**What is required**
How many lines in these records include the string "username"? Reply with that number alone.

--- Data section Enclosed Below ---

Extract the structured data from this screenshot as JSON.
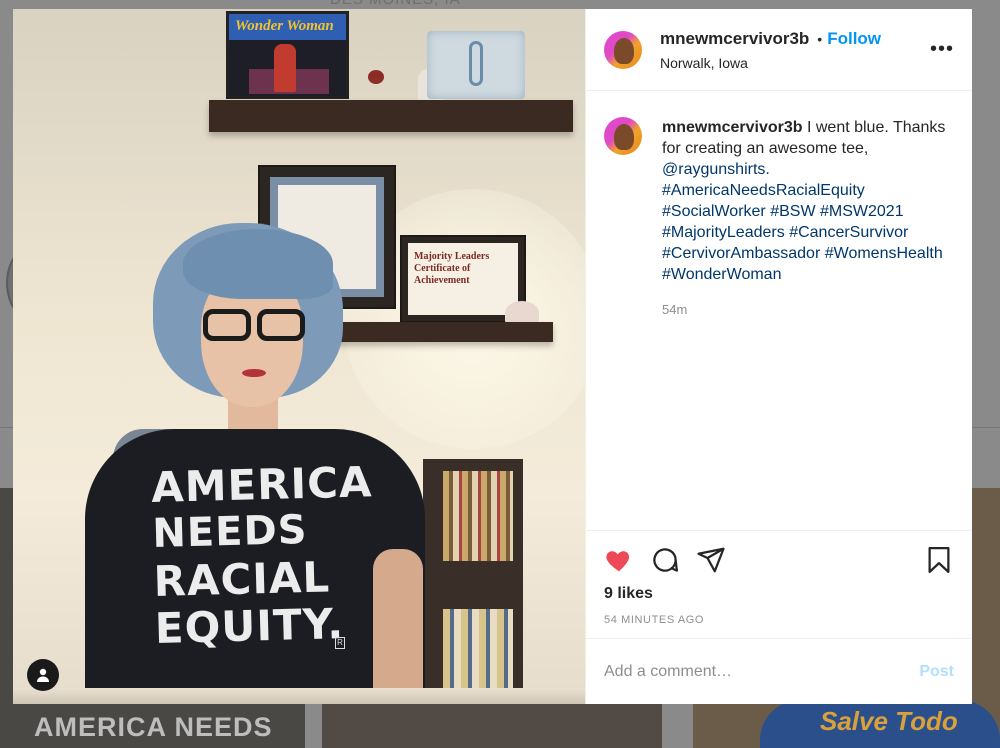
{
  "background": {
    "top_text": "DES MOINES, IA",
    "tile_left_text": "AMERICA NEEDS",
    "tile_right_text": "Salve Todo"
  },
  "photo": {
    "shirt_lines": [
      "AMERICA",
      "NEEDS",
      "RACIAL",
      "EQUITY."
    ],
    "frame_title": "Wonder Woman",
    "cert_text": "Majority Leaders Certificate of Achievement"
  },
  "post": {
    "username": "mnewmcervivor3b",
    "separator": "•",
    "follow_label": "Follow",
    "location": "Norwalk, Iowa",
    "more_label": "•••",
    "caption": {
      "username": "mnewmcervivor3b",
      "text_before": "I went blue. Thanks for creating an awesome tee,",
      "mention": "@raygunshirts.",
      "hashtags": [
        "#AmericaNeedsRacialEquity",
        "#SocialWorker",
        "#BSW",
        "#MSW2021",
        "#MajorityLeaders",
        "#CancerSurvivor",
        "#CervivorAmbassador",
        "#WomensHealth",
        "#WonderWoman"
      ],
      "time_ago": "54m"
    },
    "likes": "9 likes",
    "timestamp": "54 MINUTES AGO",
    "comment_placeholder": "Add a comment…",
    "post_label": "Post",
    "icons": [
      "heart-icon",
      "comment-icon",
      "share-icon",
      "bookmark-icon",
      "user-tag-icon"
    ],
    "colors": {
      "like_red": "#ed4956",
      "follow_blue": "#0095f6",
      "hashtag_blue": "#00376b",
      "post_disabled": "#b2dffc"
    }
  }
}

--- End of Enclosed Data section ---

**Exercise output**
2